Patient Satisfaction: Facility Meets Needs of Those Without Health Coverage
By Suzie Schottelkotte
MULBERRY | After months of delays and a year in a temporary building, Central Florida Health Care Inc. began seeing patients at its permanent clinic in Mulberry on Monday.
"It's taken longer than we wanted it to, but we're excited it's finally open," said Ann Claussen, executive director of the Avon Park-based network of nine federally qualified clinics. "The day has finally arrived."
Clinicians treated 16 patients Monday, including 10-year-old Aidan Miller, who came in with an ear infection.

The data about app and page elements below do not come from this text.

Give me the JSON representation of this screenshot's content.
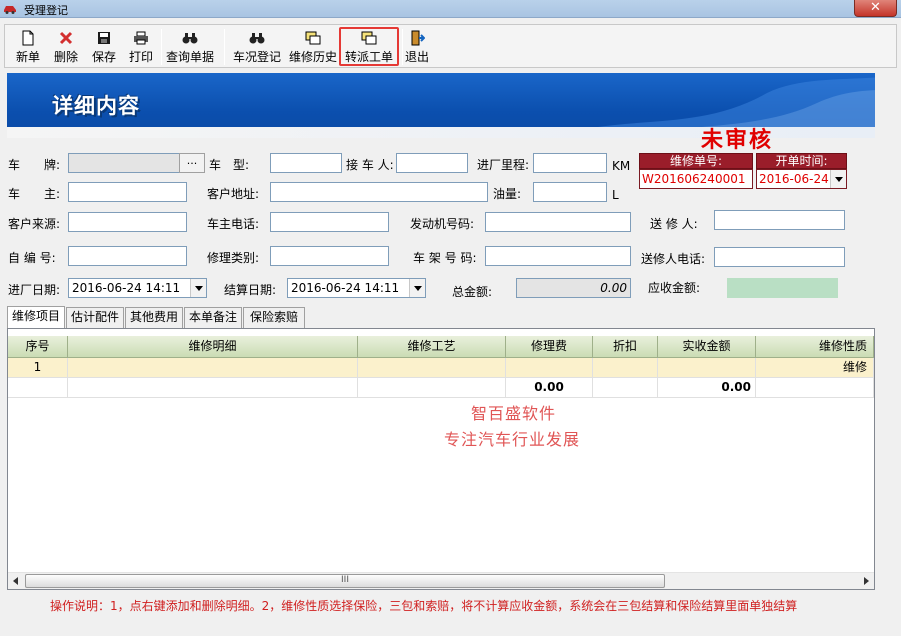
{
  "window": {
    "title": "受理登记",
    "close": "✕"
  },
  "toolbar": {
    "new": "新单",
    "delete": "删除",
    "save": "保存",
    "print": "打印",
    "query": "查询单据",
    "vehicle_check": "车况登记",
    "repair_history": "维修历史",
    "dispatch": "转派工单",
    "exit": "退出"
  },
  "banner": {
    "title": "详细内容"
  },
  "status": "未审核",
  "form": {
    "plate_label": "车　　牌:",
    "plate_value": "",
    "plate_btn": "...",
    "model_label": "车　型:",
    "model_value": "",
    "receiver_label": "接 车 人:",
    "receiver_value": "",
    "mileage_label": "进厂里程:",
    "mileage_value": "",
    "mileage_unit": "KM",
    "owner_label": "车　　主:",
    "owner_value": "",
    "address_label": "客户地址:",
    "address_value": "",
    "fuel_label": "油量:",
    "fuel_value": "",
    "fuel_unit": "L",
    "source_label": "客户来源:",
    "source_value": "",
    "phone_label": "车主电话:",
    "phone_value": "",
    "engine_label": "发动机号码:",
    "engine_value": "",
    "sender_label": "送 修 人:",
    "sender_value": "",
    "code_label": "自 编 号:",
    "code_value": "",
    "category_label": "修理类别:",
    "category_value": "",
    "frame_label": "车 架 号 码:",
    "frame_value": "",
    "sender_phone_label": "送修人电话:",
    "sender_phone_value": "",
    "entry_date_label": "进厂日期:",
    "entry_date_value": "2016-06-24 14:11",
    "settle_date_label": "结算日期:",
    "settle_date_value": "2016-06-24 14:11",
    "total_label": "总金额:",
    "total_value": "0.00",
    "receivable_label": "应收金额:",
    "receivable_value": ""
  },
  "repair_order": {
    "no_label": "维修单号:",
    "no_value": "W201606240001",
    "open_label": "开单时间:",
    "open_value": "2016-06-24"
  },
  "tabs": [
    "维修项目",
    "估计配件",
    "其他费用",
    "本单备注",
    "保险索赔"
  ],
  "grid": {
    "headers": [
      "序号",
      "维修明细",
      "维修工艺",
      "修理费",
      "折扣",
      "实收金额",
      "维修性质"
    ],
    "rows": [
      [
        "1",
        "",
        "",
        "",
        "",
        "",
        "维修"
      ],
      [
        "",
        "",
        "",
        "0.00",
        "",
        "0.00",
        ""
      ]
    ],
    "scroll_grip": "III"
  },
  "watermark": {
    "line1": "智百盛软件",
    "line2": "专注汽车行业发展"
  },
  "hint": "操作说明：1，点右键添加和删除明细。2，维修性质选择保险，三包和索赔，将不计算应收金额，系统会在三包结算和保险结算里面单独结算"
}
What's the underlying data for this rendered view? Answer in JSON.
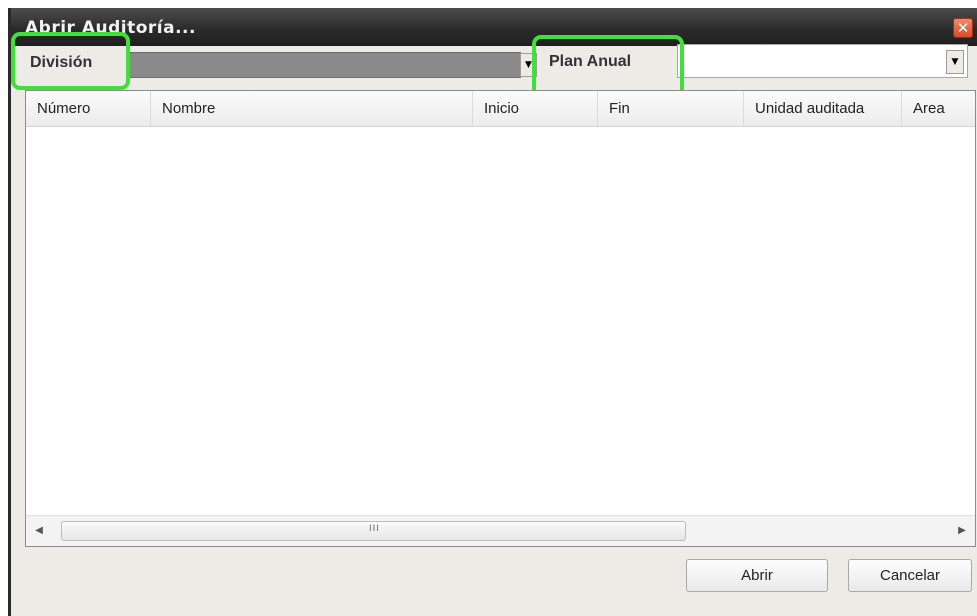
{
  "window": {
    "title": "Abrir Auditoría...",
    "close_glyph": "✕"
  },
  "filters": {
    "division_label": "División",
    "division_value": "",
    "plan_label": "Plan Anual",
    "plan_value": "",
    "dropdown_glyph": "▼"
  },
  "table": {
    "columns": [
      "Número",
      "Nombre",
      "Inicio",
      "Fin",
      "Unidad auditada",
      "Area"
    ],
    "rows": []
  },
  "scrollbar": {
    "left_glyph": "◀",
    "right_glyph": "▶",
    "grip": "III"
  },
  "buttons": {
    "open": "Abrir",
    "cancel": "Cancelar"
  },
  "colors": {
    "highlight": "#3fe03a",
    "titlebar": "#2b2b2b",
    "division_field": "#8a8a8a"
  }
}
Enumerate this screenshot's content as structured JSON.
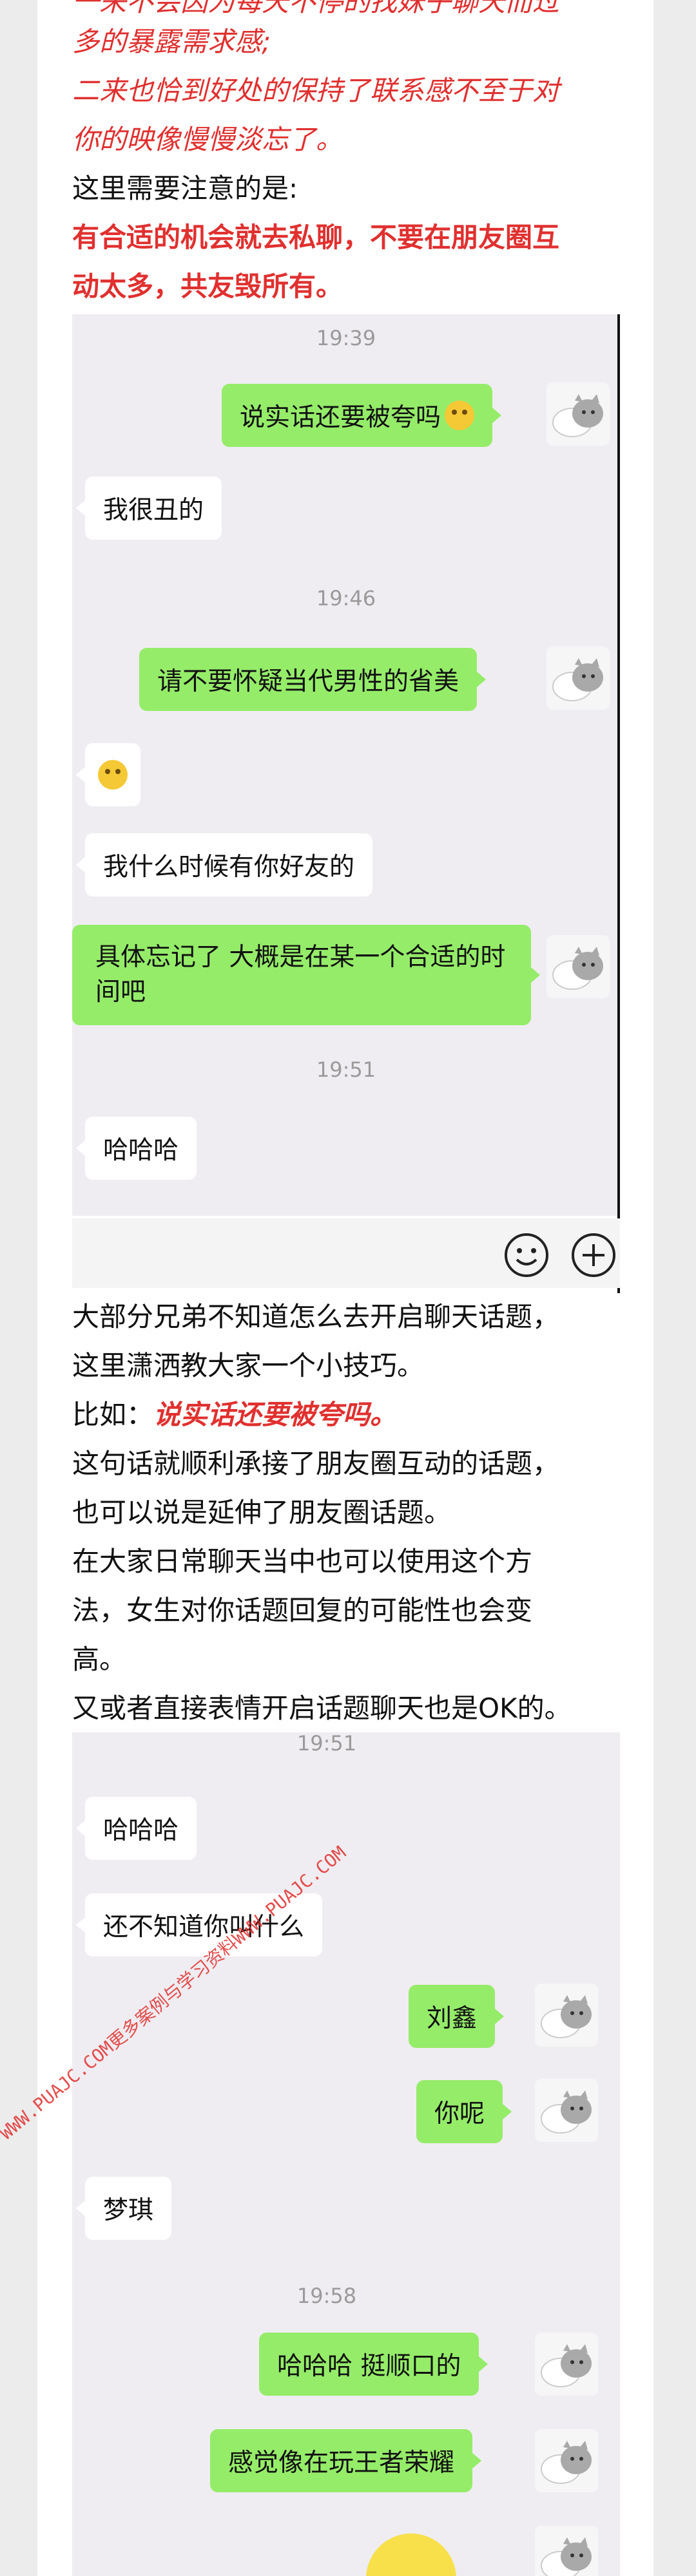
{
  "intro_lines": {
    "line1": "一来不会因为每天不停的找妹子聊天而过",
    "line2": "多的暴露需求感;",
    "line3": "二来也恰到好处的保持了联系感不至于对",
    "line4": "你的映像慢慢淡忘了。",
    "note": "这里需要注意的是:",
    "bold1": "有合适的机会就去私聊，不要在朋友圈互",
    "bold2": "动太多，共友毁所有。"
  },
  "chat1": {
    "ts1": "19:39",
    "m1": "说实话还要被夸吗",
    "m2": "我很丑的",
    "ts2": "19:46",
    "m3": "请不要怀疑当代男性的省美",
    "m5": "我什么时候有你好友的",
    "m6": "具体忘记了 大概是在某一个合适的时间吧",
    "ts3": "19:51",
    "m7": "哈哈哈"
  },
  "mid_text": {
    "p1": "大部分兄弟不知道怎么去开启聊天话题，",
    "p2": "这里潇洒教大家一个小技巧。",
    "p3_prefix": "比如：",
    "p3_quote": "说实话还要被夸吗。",
    "p4": "这句话就顺利承接了朋友圈互动的话题，",
    "p5": "也可以说是延伸了朋友圈话题。",
    "p6": "在大家日常聊天当中也可以使用这个方",
    "p7": "法，女生对你话题回复的可能性也会变",
    "p8": "高。",
    "p9": "又或者直接表情开启话题聊天也是OK的。"
  },
  "chat2": {
    "ts1": "19:51",
    "m1": "哈哈哈",
    "m2": "还不知道你叫什么",
    "m3": "刘鑫",
    "m4": "你呢",
    "m5": "梦琪",
    "ts2": "19:58",
    "m6": "哈哈哈 挺顺口的",
    "m7": "感觉像在玩王者荣耀"
  },
  "watermark": "WWW.PUAJC.COM更多案例与学习资料WWW.PUAJC.COM",
  "colors": {
    "accent_red": "#e0302f",
    "bubble_green": "#95ec69",
    "chat_bg": "#efedf1"
  }
}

"This is a lot better than the other building," he said, referring to the temporary trailer that had served as the clinic. "We're not all cramped up. There was hardly any room for you to be checked on before."
Kaylana Baker of Mulberry, a self-employed nail and skin care technician, said her 7-year-old son, Codie Kackritz, needs regular check-ups and she has no insurance.
"It's great having this clinic here," she said during his office visit Monday. "I think it's going to be really popular. My son has asthma, and I have to get him checked every six months or I can't get his prescription. That visit would cost $115. Here, they charged me $25."
The $1.4 million clinic, like others in the Central Florida Health Care network, provides medical services to residents who aren't receiving adequate health care, including those with low incomes, the elderly, migrant seasonal farm workers, homeless people and residents in public housing.
As a federally qualified center, the clinic offers services to patients on a sliding scale based on income.
Claussen said the clinic is geared toward primary and pediatric care, with a staff of advanced registered nurse practitioners and support employees.
"Our ARPNs can handle all of that," she said, "and they work under the chief clinical officer for all nine clinics, who is a medical doctor."
Claussen said she wants to a hire a physician for the clinic.
The clinic also includes a laboratory and a pharmacy.
For now, the two-story clinic at State Road 60 and Ninth Street Northwest will operate from 8 a.m. to 5 p.m. weekdays, but the schedule could change.
"We may look at expanding into the evening one day a week," Claussen said, "and if the demand is there, we may open on Saturdays. We're keeping our eye on what the community needs. We are there for them."
The clinic initially was funded to serve only children, based on the community's need, but services have been expanded to include adult care.
Claussen said preventative dental services will be added soon, including cleanings and sealants.
Terry Evers, 70, a Mulberry city commissioner, said he was pleased with the care he received as a patient Monday.
"It was a pleasure dealing with them," he said. "They treated me very well, and we couldn't ask for better service in Mulberry."
Evers said he received a check-up in his initial visit to the clinic.
"I can afford to pay, but some people can't, and it's going to be great for them," he said. "This clinic has been 4 1/2 years in the making, and it's finally come to fruition today."
Central Florida Health Care staged a ground-breaking ceremony for the clinic in December 2013, but that was the only dirt to be turned there until early last year, when agency and city administrators pulled together a temporary clinic building in March to avoid losing a $775,000 federal construction grant.
Clinicians continued to see patients in the temporary trailer until last weekend, when it was removed and crews began paving that area. The site where it stood is now becoming part of the clinic's parking lot.
[ Suzie Schottelkotte can be reached at firstname.lastname@example.org or 863-533-9070. Follow her on Twitter @southpolkscene. ]
Jessica Maxwell, left, examines Aidan Miller, 10, during a routine physical exam at Central Florida Health Care on the clinic's first day on Monday.